When it comes to making albums, the artist is, naturally, the center of attention—the one whose performance will ultimately sell the song, and the one who will reap the most glory if the record’s a hit. And while producers operate behind the scenes (or, rather, behind the glass), the best ones—be it George Martin or Timbaland—can become almost as famous and iconic as the artists they record. Mastering engineers, however, rarely enjoy the same prestige, their names known only to the most dedicated liner-note readers. (To wit, as of this writing, the term “superstar mastering engineer” generates rather thin Google results.) But as the final waystation on a song’s long journey from the artist’s head to the public’s ears, mastering plays a crucial role in determining how that music will be received.
If the producer’s main job is to capture recordings that sound good to the artist, the mastering engineer is entrusted with the task of making those recordings sound good to the listener, wherever they may be listening to it. But because the process is ostensibly more technical than creative, many music fans and fledgling artists have a limited understanding of what mastering actually is and why it’s so important. To help shed some light on this indispensable piece of the record-making puzzle, we spoke to Noah Mintz, a 21-year veteran of the trade. Currently a senior engineer at Toronto’s Lacquer Channel Mastering, Mintz has mastered releases for The National, Feist, and Wolf Parade, among many others. Here, he decodes the mysteries of mastering, while offering his perspective on how the job is changing along with the rest of the music industry.
Mastering is not just about making the music louder.
There’s a common perception that a mastering engineer simply takes tracks and gives them a volume boost, so that music meticulously captured in a hermetic recording studio will sound more vibrant and vivacious when blasted through your car stereo. But in reality, mastering is less a sonic steroid injection and more about achieving a delicate balance among the discrete recordings that make up an album. “Mastering is about taking the individual songs of an album and making them sound like a consistent piece—setting the tone and the volume and making it all just work together,” Mintz says. “And in terms of a single song, it’s about setting the volume at a level that’s consistent with other songs in its genre. It’s about rebalancing the audio to make the song, for all intents and purposes, better.”
Mastering is a lot more complex than it used to be.

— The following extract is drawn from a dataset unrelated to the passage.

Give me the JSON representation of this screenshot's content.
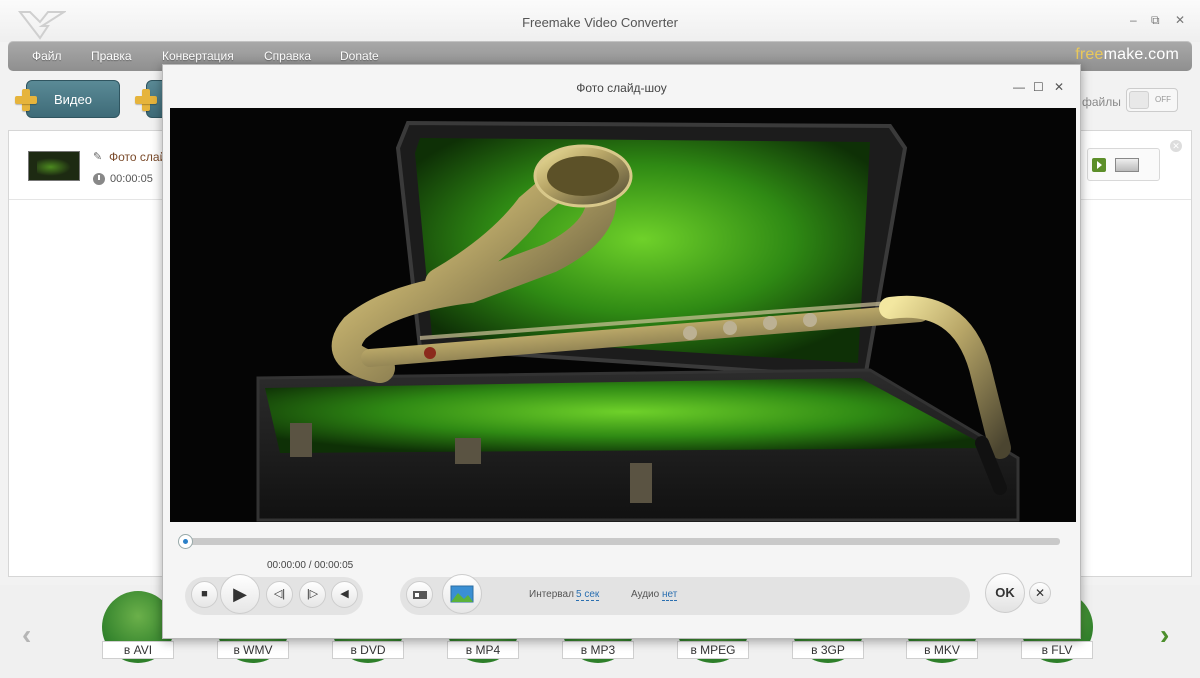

A big part of a mastering engineer’s job is anticipating where and how a listener will be hearing the music. Before the ’80s, it was safe to assume that the majority of listening would be done on home-stereo turntables. But as technology has evolved, so too has mastering. With the advent of compact discs, engineers were able to boost volume levels far beyond what old analog formats like vinyl and cassettes could handle, ushering in what would become known as the loudness war—i.e., the push to make CDs as loud as possible to maximize sonic impact. However, as Mintz notes, in the 21st century, “there are more playback sources than at any other time in history,” from traditional home stereos to desktop computer speakers to phones with wireless earbuds. “A mastering engineer needs to know how every song is playing on every kind of device,” says Mintz.
Streaming has also introduced another set of variables. Services like Spotify employ what’s called loudness normalization, a default filter that ensures every song you stream—whether it’s an original-master recording from the 1950s or a modern pop track—is heard at the same volume without you having to manually adjust it. (The feature is especially helpful in leveling out the wild variances in sound level on curated playlists that combine older and newer tracks.) However, since users have the option of turning off the feature in their personal settings, “you can’t really master according to loudness normalization,” Mintz says. “And because all the different streaming services have different loudness-normalization protocols, you have to find a level that works for everything.”
You get what you pay for.
Computers have enabled artists to record and disseminate their music with little more than the push of a button (or the click of a trackpad), and, in recent years, mastering has likewise become a clickable, drag ‘n’ drop task. There are a number of DIY algorithmic services (such as TuneCore, LANDR, CloudBounce, and BandLab) that allow users to upload their tracks and receive instant masters at rates as low as $5 per track (roughly one-tenth of what a pro might charge an indie artist).
But Mintz isn’t worried about the robots coming for his job just yet. “It’s like coffee,” he says. “I use a Nespresso when I’m at work, and it’s fine for that. But when I go to my local coffee shop, it’s perfect, because it’s done manually. I have no problem with Nespresso, but every time you feed it, it’s going to be exactly the same.” He points out that likewise, an algorithm won’t give you thoughtful results, and most likely not the absolute best results. “If you put your song into an algorithm, sometimes, it sounds good—but sometimes a monkey playing a piano sounds good, too,” Mintz says. “Because most people don’t understand what mastering is, they’re satisfied with that, even though they don’t realize what their song could sound like.
“And,” he adds, “if they don’t like how it sounds, they can’t tell the algorithm how they want it to be different.”